Health care workers still have to be vaccinated because of separate state and federal mandates.
However, state officials will allow masking requirements in health care facilities to lapse, lifting a requirement that had applied to staff, patients, and visitors in hospitals and health care settings, regardless of vaccination status.
Senator Felder, Assemblyman Eichenstein, and Councilman Yeger Welcome the Installation of All-Way Stop Sign at 46th Street and 11th Avenue
Community Board 12, Senator Simcha Felder, Councilman Kalman Yeger, and Assemblyman Simcha Eichenstein appreciate the NYC Department of Transportation’s installation of a long advocated for stop sign at 46th Street and 11th Avenue in Boro Park. For years, DOT’s response to their efforts was that “traffic conditions did not meet nationally recognized traffic engineering standards required for installation of a traffic control.” They sought clarification as to the “standards” DOT would consider sufficient to make the intersection safer. In June 2021, DOT advised that the standards were dependent on reported accidents.
In January, Senator Felder renewed efforts to bring a traffic calming device to that intersection and joined by Councilman Yeger, Assemblyman Eichenstein, and District Manager, Barry Spitzer, fired off a letter to the Commissioner of Transportation demanding an on-site visit so the commissioner can see the dangerous conditions for himself. The letter made such an impact that instead of scheduling a visit, DOT decided to finally install a stop sign.

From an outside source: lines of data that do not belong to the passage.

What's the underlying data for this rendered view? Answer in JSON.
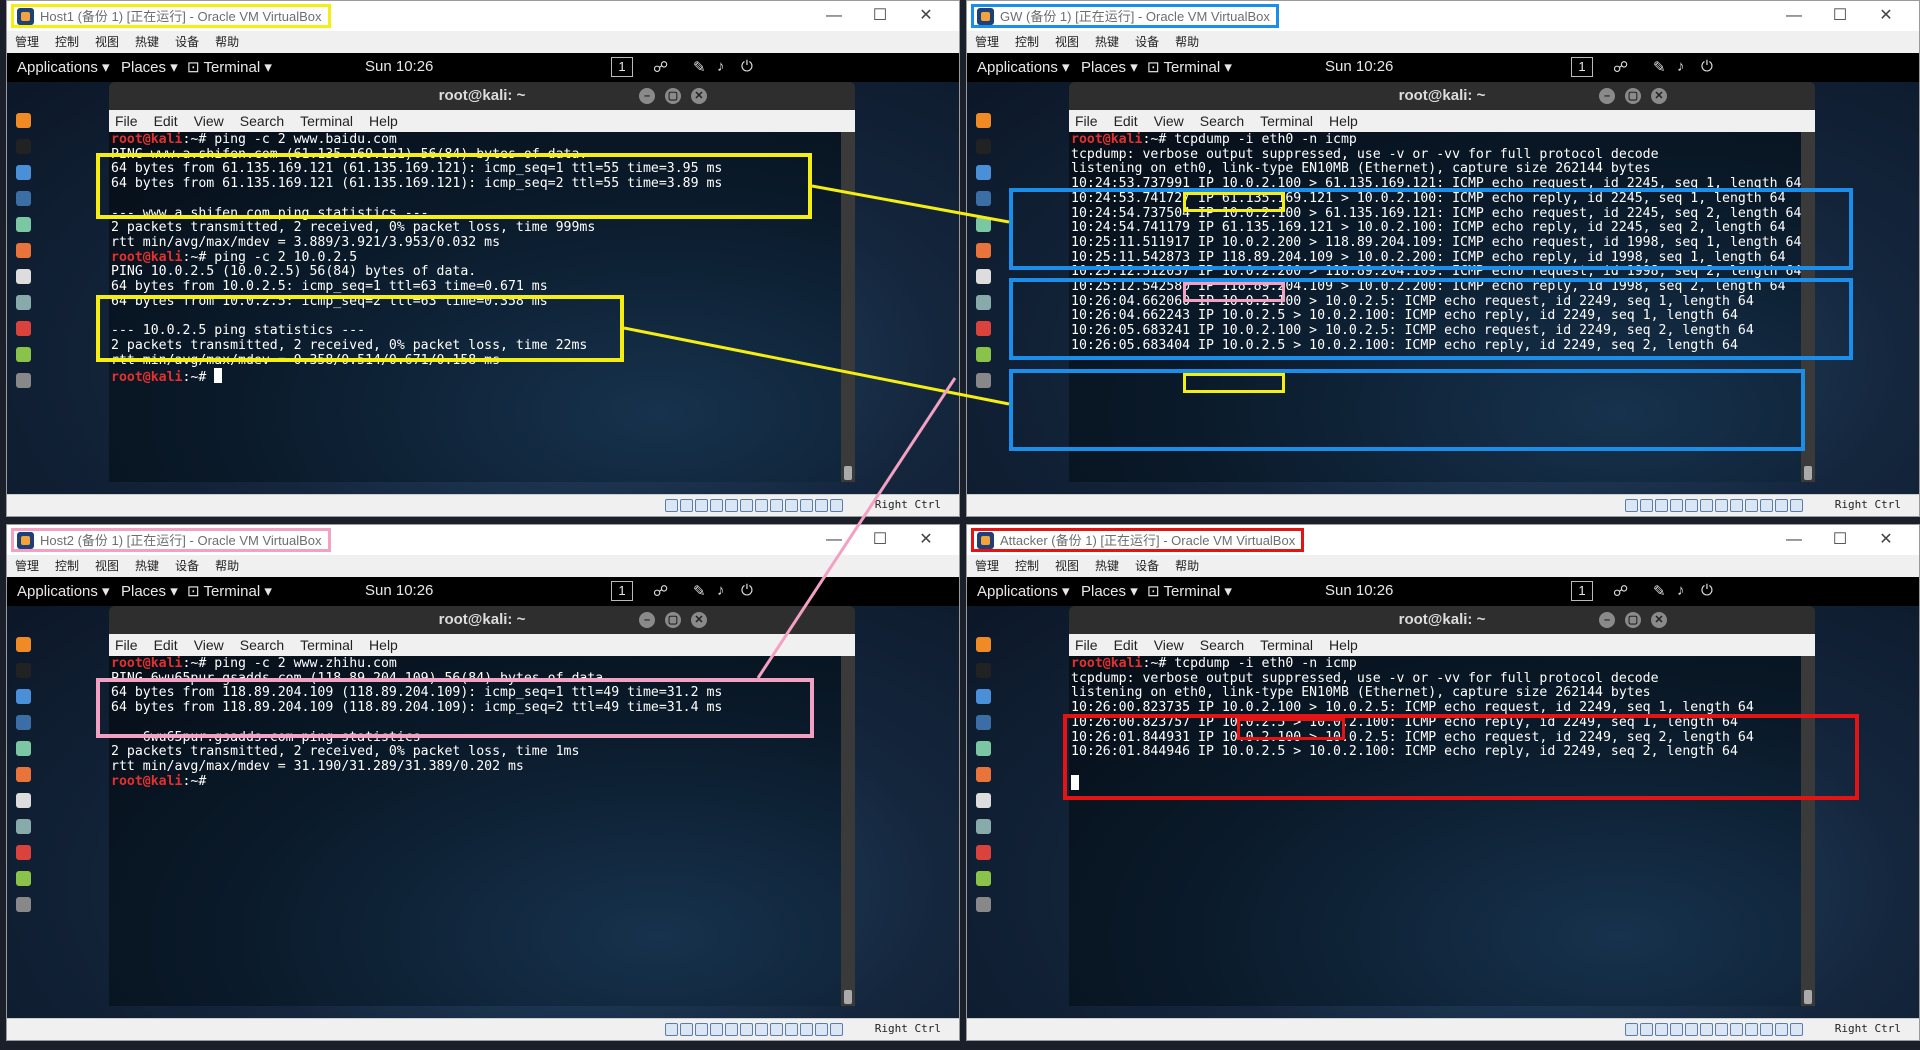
{
  "vm_menu": [
    "管理",
    "控制",
    "视图",
    "热键",
    "设备",
    "帮助"
  ],
  "gnome": {
    "applications": "Applications ▾",
    "places": "Places ▾",
    "terminal": "Terminal ▾",
    "clock": "Sun 10:26",
    "workspace": "1"
  },
  "terminal_title": "root@kali: ~",
  "terminal_menu": [
    "File",
    "Edit",
    "View",
    "Search",
    "Terminal",
    "Help"
  ],
  "status_host_key": "Right Ctrl",
  "colors": {
    "yellow": "#f5ee12",
    "blue": "#1a8ee8",
    "pink": "#f3a1c2",
    "red": "#e41414",
    "prompt": "#e53030"
  },
  "windows": {
    "host1": {
      "title": "Host1 (备份 1) [正在运行] - Oracle VM VirtualBox",
      "highlight": "yellow",
      "lines": [
        {
          "p": "root@kali",
          "t": ":~# ping -c 2 www.baidu.com"
        },
        {
          "t": "PING www.a.shifen.com (61.135.169.121) 56(84) bytes of data."
        },
        {
          "t": "64 bytes from 61.135.169.121 (61.135.169.121): icmp_seq=1 ttl=55 time=3.95 ms"
        },
        {
          "t": "64 bytes from 61.135.169.121 (61.135.169.121): icmp_seq=2 ttl=55 time=3.89 ms"
        },
        {
          "t": ""
        },
        {
          "t": "--- www.a.shifen.com ping statistics ---"
        },
        {
          "t": "2 packets transmitted, 2 received, 0% packet loss, time 999ms"
        },
        {
          "t": "rtt min/avg/max/mdev = 3.889/3.921/3.953/0.032 ms"
        },
        {
          "p": "root@kali",
          "t": ":~# ping -c 2 10.0.2.5"
        },
        {
          "t": "PING 10.0.2.5 (10.0.2.5) 56(84) bytes of data."
        },
        {
          "t": "64 bytes from 10.0.2.5: icmp_seq=1 ttl=63 time=0.671 ms"
        },
        {
          "t": "64 bytes from 10.0.2.5: icmp_seq=2 ttl=63 time=0.358 ms"
        },
        {
          "t": ""
        },
        {
          "t": "--- 10.0.2.5 ping statistics ---"
        },
        {
          "t": "2 packets transmitted, 2 received, 0% packet loss, time 22ms"
        },
        {
          "t": "rtt min/avg/max/mdev = 0.358/0.514/0.671/0.158 ms"
        },
        {
          "p": "root@kali",
          "t": ":~# ",
          "cursor": true
        }
      ]
    },
    "gw": {
      "title": "GW (备份 1) [正在运行] - Oracle VM VirtualBox",
      "highlight": "blue",
      "lines": [
        {
          "p": "root@kali",
          "t": ":~# tcpdump -i eth0 -n icmp"
        },
        {
          "t": "tcpdump: verbose output suppressed, use -v or -vv for full protocol decode"
        },
        {
          "t": "listening on eth0, link-type EN10MB (Ethernet), capture size 262144 bytes"
        },
        {
          "t": "10:24:53.737991 IP 10.0.2.100 > 61.135.169.121: ICMP echo request, id 2245, seq 1, length 64"
        },
        {
          "t": "10:24:53.741727 IP 61.135.169.121 > 10.0.2.100: ICMP echo reply, id 2245, seq 1, length 64"
        },
        {
          "t": "10:24:54.737504 IP 10.0.2.100 > 61.135.169.121: ICMP echo request, id 2245, seq 2, length 64"
        },
        {
          "t": "10:24:54.741179 IP 61.135.169.121 > 10.0.2.100: ICMP echo reply, id 2245, seq 2, length 64"
        },
        {
          "t": "10:25:11.511917 IP 10.0.2.200 > 118.89.204.109: ICMP echo request, id 1998, seq 1, length 64"
        },
        {
          "t": "10:25:11.542873 IP 118.89.204.109 > 10.0.2.200: ICMP echo reply, id 1998, seq 1, length 64"
        },
        {
          "t": "10:25:12.512037 IP 10.0.2.200 > 118.89.204.109: ICMP echo request, id 1998, seq 2, length 64"
        },
        {
          "t": "10:25:12.542580 IP 118.89.204.109 > 10.0.2.200: ICMP echo reply, id 1998, seq 2, length 64"
        },
        {
          "t": "10:26:04.662060 IP 10.0.2.100 > 10.0.2.5: ICMP echo request, id 2249, seq 1, length 64"
        },
        {
          "t": "10:26:04.662243 IP 10.0.2.5 > 10.0.2.100: ICMP echo reply, id 2249, seq 1, length 64"
        },
        {
          "t": "10:26:05.683241 IP 10.0.2.100 > 10.0.2.5: ICMP echo request, id 2249, seq 2, length 64"
        },
        {
          "t": "10:26:05.683404 IP 10.0.2.5 > 10.0.2.100: ICMP echo reply, id 2249, seq 2, length 64"
        }
      ]
    },
    "host2": {
      "title": "Host2 (备份 1) [正在运行] - Oracle VM VirtualBox",
      "highlight": "pink",
      "lines": [
        {
          "p": "root@kali",
          "t": ":~# ping -c 2 www.zhihu.com"
        },
        {
          "t": "PING 6wu65pur.gsadds.com (118.89.204.109) 56(84) bytes of data."
        },
        {
          "t": "64 bytes from 118.89.204.109 (118.89.204.109): icmp_seq=1 ttl=49 time=31.2 ms"
        },
        {
          "t": "64 bytes from 118.89.204.109 (118.89.204.109): icmp_seq=2 ttl=49 time=31.4 ms"
        },
        {
          "t": ""
        },
        {
          "t": "--- 6wu65pur.gsadds.com ping statistics ---"
        },
        {
          "t": "2 packets transmitted, 2 received, 0% packet loss, time 1ms"
        },
        {
          "t": "rtt min/avg/max/mdev = 31.190/31.289/31.389/0.202 ms"
        },
        {
          "p": "root@kali",
          "t": ":~# "
        }
      ]
    },
    "attacker": {
      "title": "Attacker (备份 1) [正在运行] - Oracle VM VirtualBox",
      "highlight": "red",
      "lines": [
        {
          "p": "root@kali",
          "t": ":~# tcpdump -i eth0 -n icmp"
        },
        {
          "t": "tcpdump: verbose output suppressed, use -v or -vv for full protocol decode"
        },
        {
          "t": "listening on eth0, link-type EN10MB (Ethernet), capture size 262144 bytes"
        },
        {
          "t": "10:26:00.823735 IP 10.0.2.100 > 10.0.2.5: ICMP echo request, id 2249, seq 1, length 64"
        },
        {
          "t": "10:26:00.823757 IP 10.0.2.5 > 10.0.2.100: ICMP echo reply, id 2249, seq 1, length 64"
        },
        {
          "t": "10:26:01.844931 IP 10.0.2.100 > 10.0.2.5: ICMP echo request, id 2249, seq 2, length 64"
        },
        {
          "t": "10:26:01.844946 IP 10.0.2.5 > 10.0.2.100: ICMP echo reply, id 2249, seq 2, length 64"
        },
        {
          "t": ""
        },
        {
          "t": "",
          "cursor": true
        }
      ]
    }
  }
}
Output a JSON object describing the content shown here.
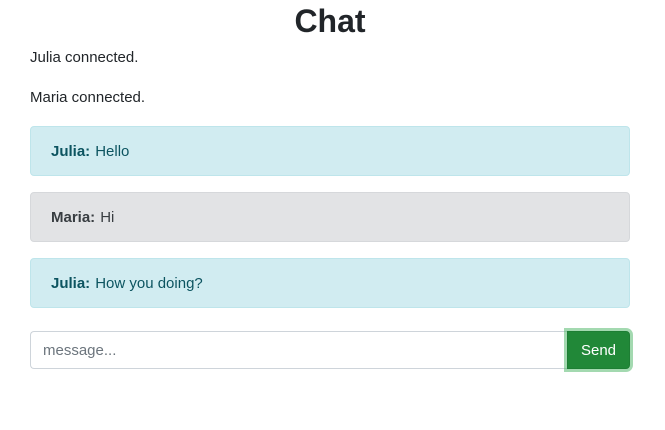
{
  "page": {
    "title": "Chat"
  },
  "status_messages": [
    "Julia connected.",
    "Maria connected."
  ],
  "messages": [
    {
      "author": "Julia:",
      "text": "Hello",
      "style": "info"
    },
    {
      "author": "Maria:",
      "text": "Hi",
      "style": "secondary"
    },
    {
      "author": "Julia:",
      "text": "How you doing?",
      "style": "info"
    }
  ],
  "composer": {
    "placeholder": "message...",
    "value": "",
    "send_label": "Send"
  },
  "colors": {
    "info_bg": "#d1ecf1",
    "info_text": "#0c5460",
    "secondary_bg": "#e2e3e5",
    "secondary_text": "#383d41",
    "send_button": "#218838"
  }
}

“This is a lesson in never giving up,” said District Manager Barry Spitzer. “Our neighbors know we will never stop fighting for them, no matter how long it takes. We would like to thank Commissioner Rodriguez and the DOT for installing the sign and Senator Felder, Councilman Yeger, and Assemblyman Simcha Eichenstein for constantly being in the trenches with us on behalf of our community.”